An Orchidist's Miscellany


The two factors of growth, light and temperature, have a close relationship, as all those with glasshouses know. Increase light levels, then usually temperatures increase. These two factors are usually difficult to separate. Obviously, these factors have a considerable influence on the photosynthetic activity being completed by the plant.

Some scientific study has been completed looking at the effect of light and temperature on photosynthesis and plant respiration. A plant in the dark showing no photosynthetic activity will show respiration which uses up plant reserves ten times greater at 35 0C than at 10 0C. If the plant measured is maintained at 10 0C, but given increasing light, the balance between photosynthesis and respiration was reached at 200 lux. Above this light intensity, photosynthesis increases to a maximum up to 5000 lux, but then falls off rapidly as the plant leaf becomes saturated.

Studies of the light/temperature balance showed that at the higher temperatures, the more intense the light had to be for the plant just to compensate:

i.e. at 20 0C it was 500 lux
at 25 0C it was 1200 lux
at 30 0C it was 2100 lux
at 35 0C the compensation point was never reached.

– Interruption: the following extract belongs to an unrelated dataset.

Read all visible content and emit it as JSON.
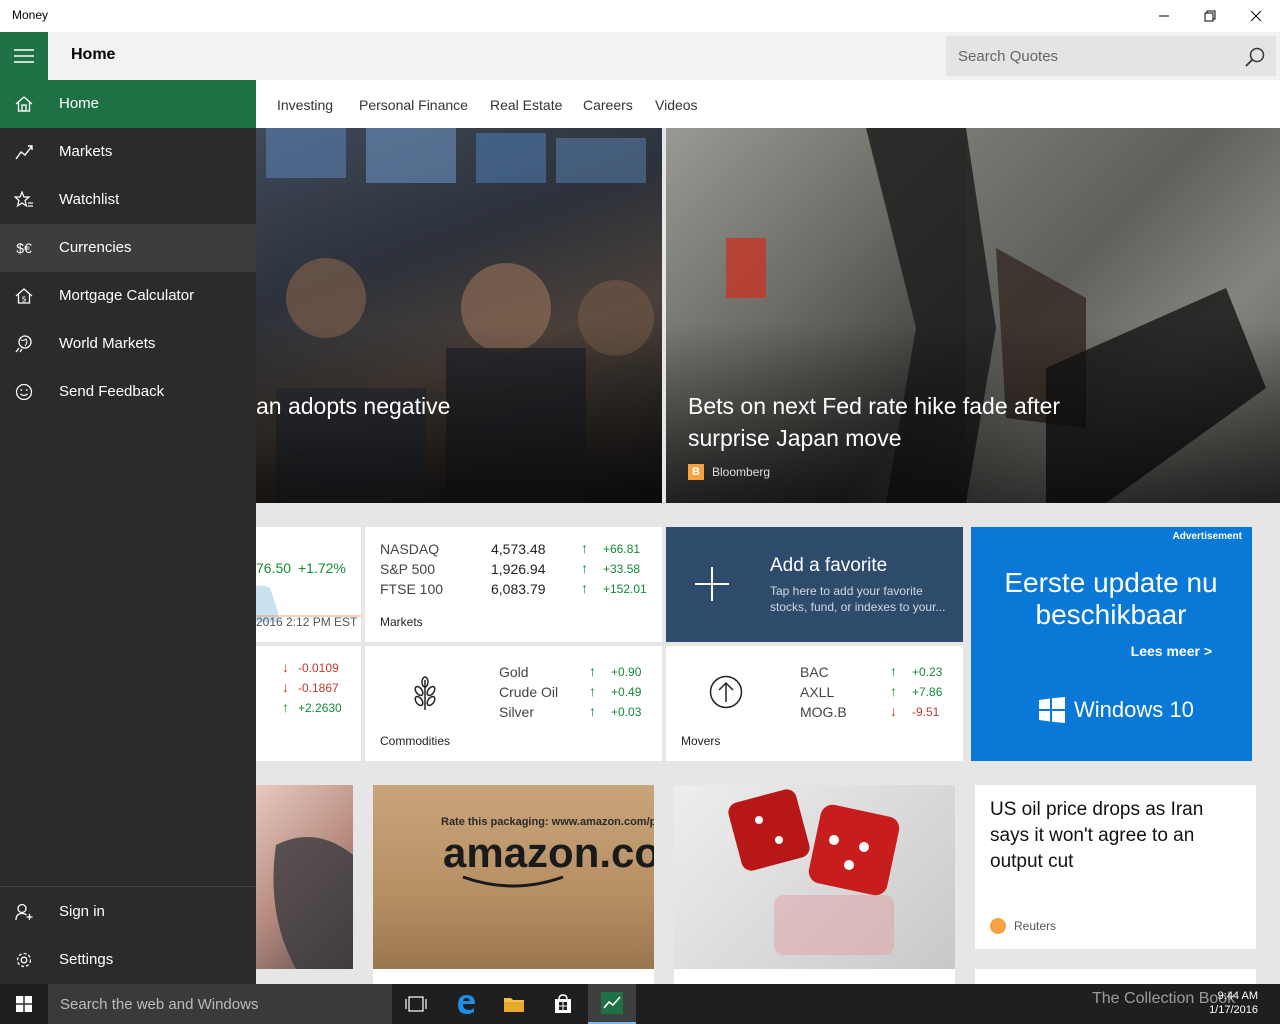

The maximum light to reach peak efficiency for any of the lower temperatures was 10,000 lux. The above measurements were completed on Odontioda Lippstadt. The researchers concluded that this plant would grow most efficiently at 15 OC and at 5000-10,000 lux. During the summer sunlight can reach 100,000 lux, so shading is necessary, which also causes a temperature reduction. In winter, when sunlight on overcast days may fall to 500 lux, plants can be kept in respiratory and photosynthetic balance by lowering temperatures to 10 0C.

If the balance between respiration and photosynthesis is not maintained, the plants will grow very little, produces few flowers, and may become susceptible to disease. A positive balance enables maximum growth and flower production to be maintained.

The specific figures given apply only to the plant studied. However, the principles remain the same for ALL plants. A knowledge of a plant's native habitat, and past growing experience intelligently interpreted can give an indication of the conditions necessary to give the balance required

The information indicates that the aim should be to provide as much light as possible, consistent with the amount the plant received in its natural habitat, but with temperatures kept as low as posrible, but again relative to what it receives where it naturally grows. The real challenge for a good grower is to achieve this - as the desired light and temperature levels will always be in conflict to some degree. It is concluded by those who have studied this matter, that increased light, higher humidity and lower temperatures almost always lead to better growth and flowering.

Site established 9th May 1998